There’s an interesting tale behind this (well, interesting if you’re excited by the ins and outs of book design and how genres can be defined and classified by preconceptions about cover art). Originally we briefed the cover to show two women; both holding daggers behind their backs, one in a white dress, one in a red dress (because: spoilers!). This forced the POV out and ensured more background in the cover than you see here.
Now just as hooded figures have (for good or bad) become synonymous with fantasy and wooden jetties jutting out into misty lakes have become synonymous with psychological thrillers so women in period dresses have become synonymous with historical romances.
This is, of course neither a good or bad thing, it’s just a thing – one of those broad brush strokes that the demands of the market forcibly suggest we use.
Sometimes it’s helpful, sometimes it isn’t. There are elements of romance in Den’s book and the setting while fantasy has a distinct historical feel, but have the cover emphasise these elements at the expense of say darkness, betrayal, politicking (all of which have their place in many historical romances but you get my point) and your broad brush strokes start to mis-sell the book. Which helps no-one.
So we pulled the focus in on the red dress, we emphasised the hidden knife, we darkened parts of the dress, we darkened the background and so the cover began to speak about what the book is about.
We’re thrilled with the final result. We have three covers, each of which powerfully portrays a feel and a character (without ever dictating to the reader what that character might look like) and all of which look of a piece.
The Girl on the Liar’s Throne is out in trade paperback and eBook in January 2016.

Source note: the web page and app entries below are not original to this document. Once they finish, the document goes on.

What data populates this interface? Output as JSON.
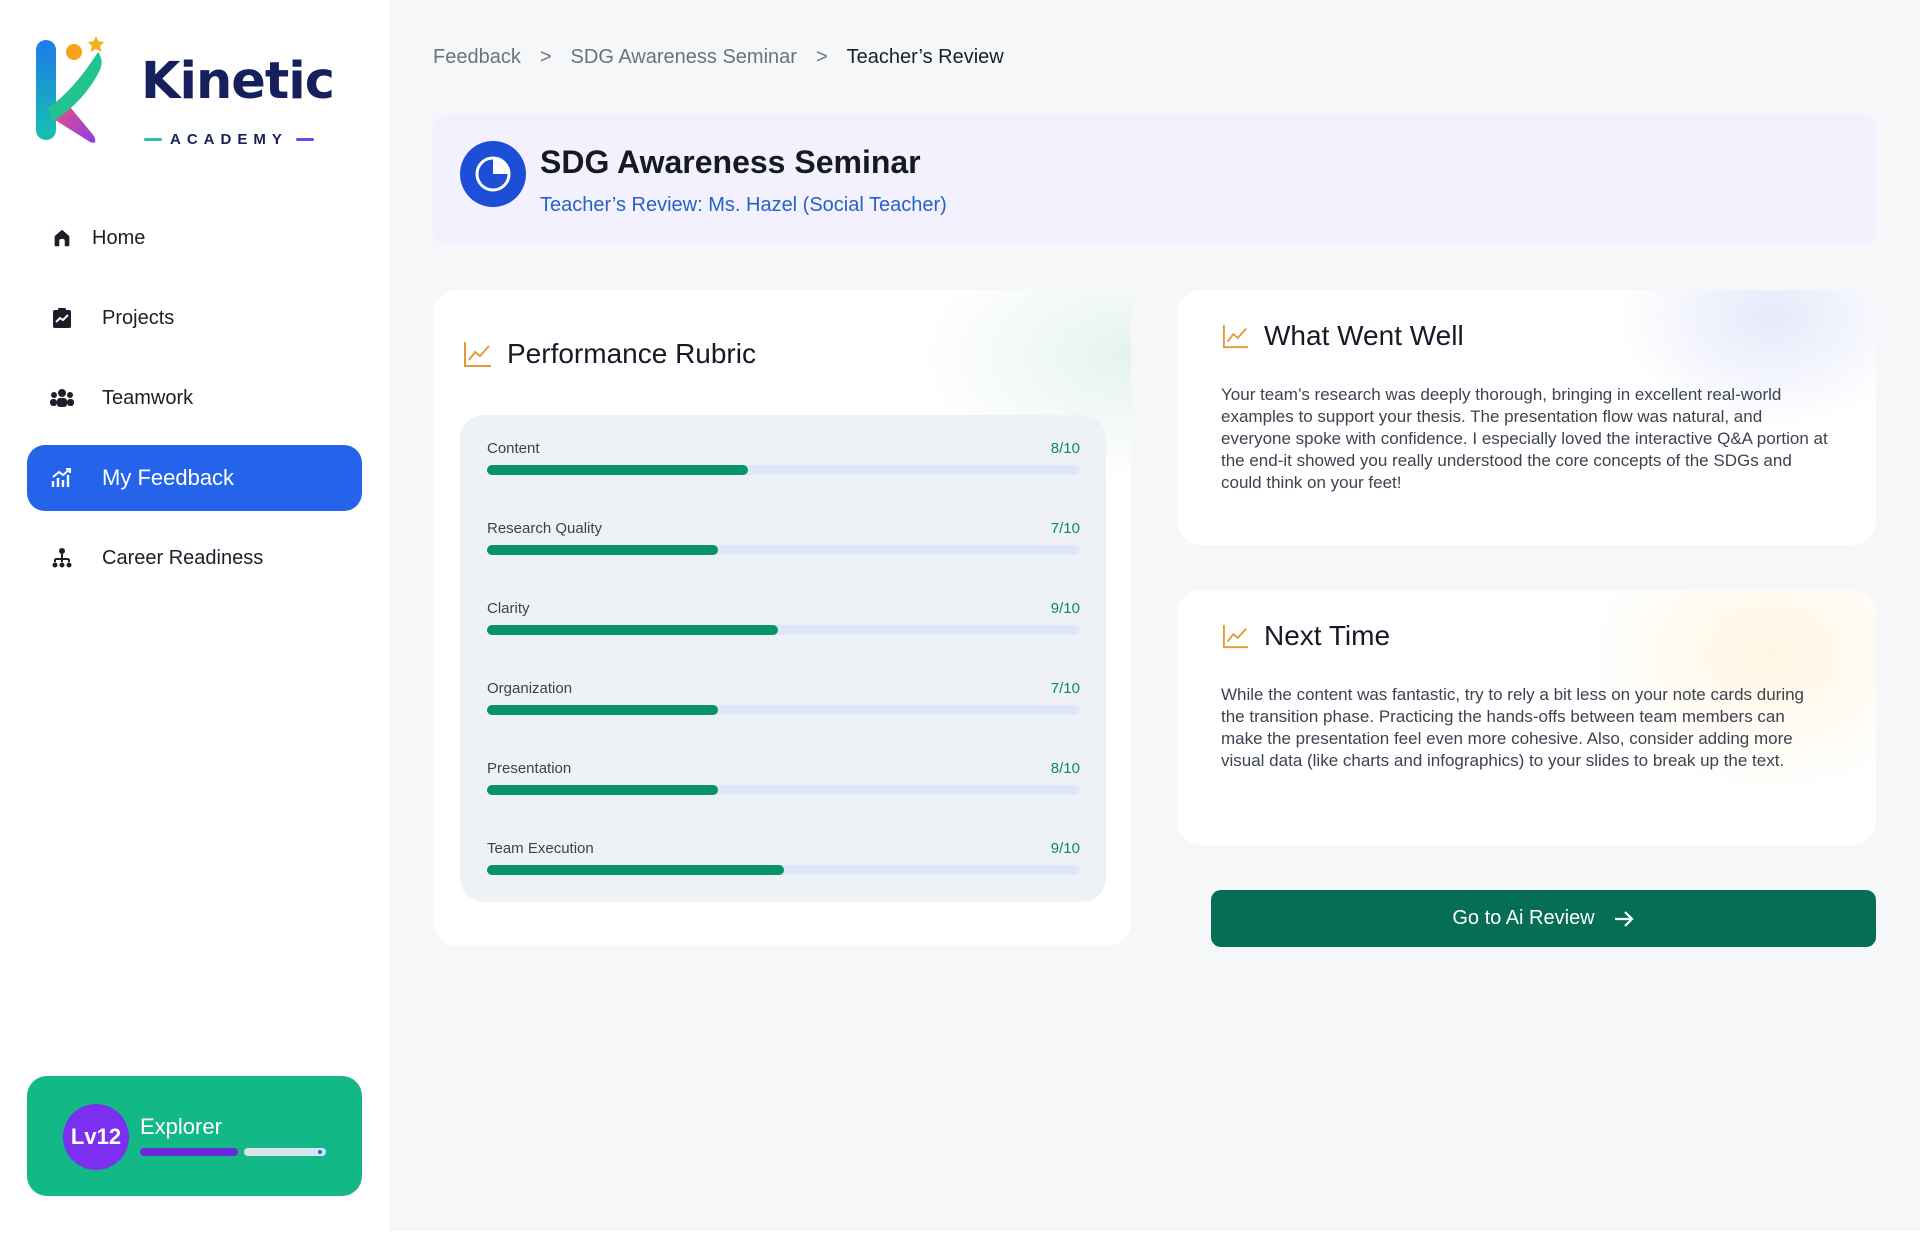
{
  "brand": {
    "name": "Kinetic",
    "sub": "ACADEMY"
  },
  "sidebar": {
    "items": [
      {
        "label": "Home",
        "icon": "home-icon"
      },
      {
        "label": "Projects",
        "icon": "clipboard-chart-icon"
      },
      {
        "label": "Teamwork",
        "icon": "group-icon"
      },
      {
        "label": "My Feedback",
        "icon": "trend-chart-icon",
        "active": true
      },
      {
        "label": "Career Readiness",
        "icon": "org-chart-icon"
      }
    ]
  },
  "level": {
    "badge": "Lv12",
    "title": "Explorer",
    "progress": 0.53
  },
  "breadcrumb": {
    "root": "Feedback",
    "mid": "SDG Awareness Seminar",
    "current": "Teacher’s Review",
    "separator": ">"
  },
  "header": {
    "title": "SDG Awareness Seminar",
    "subtitle": "Teacher’s Review: Ms. Hazel (Social Teacher)"
  },
  "rubric": {
    "title": "Performance Rubric",
    "rows": [
      {
        "label": "Content",
        "score": "8/10",
        "fill": 0.44
      },
      {
        "label": "Research Quality",
        "score": "7/10",
        "fill": 0.39
      },
      {
        "label": "Clarity",
        "score": "9/10",
        "fill": 0.49
      },
      {
        "label": "Organization",
        "score": "7/10",
        "fill": 0.39
      },
      {
        "label": "Presentation",
        "score": "8/10",
        "fill": 0.39
      },
      {
        "label": "Team Execution",
        "score": "9/10",
        "fill": 0.5
      }
    ]
  },
  "went_well": {
    "title": "What Went Well",
    "body": "Your team’s research was deeply thorough, bringing in excellent real-world examples to support your thesis. The presentation flow was natural, and everyone spoke with confidence. I especially loved the interactive Q&A portion at the end-it showed you really understood the core concepts of the SDGs and could think on your feet!"
  },
  "next_time": {
    "title": "Next Time",
    "body": "While the content was fantastic, try to rely a bit less on your note cards during the transition phase. Practicing the hands-offs between team members can make the presentation feel even more cohesive. Also, consider adding more visual data (like charts and infographics) to your slides to break up the text."
  },
  "cta": {
    "label": "Go to Ai Review"
  },
  "colors": {
    "primary": "#2563eb",
    "success": "#12b886",
    "dark_green": "#056e54",
    "accent_orange": "#e39a35"
  }
}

To celebrate this brilliant series we’re giving three lucky people a chance to win both The Boy With the Porcelain Blade and The Boy Who Wept Blood. Details on how to enter can be found in the Rafflecopter form below. Good luck!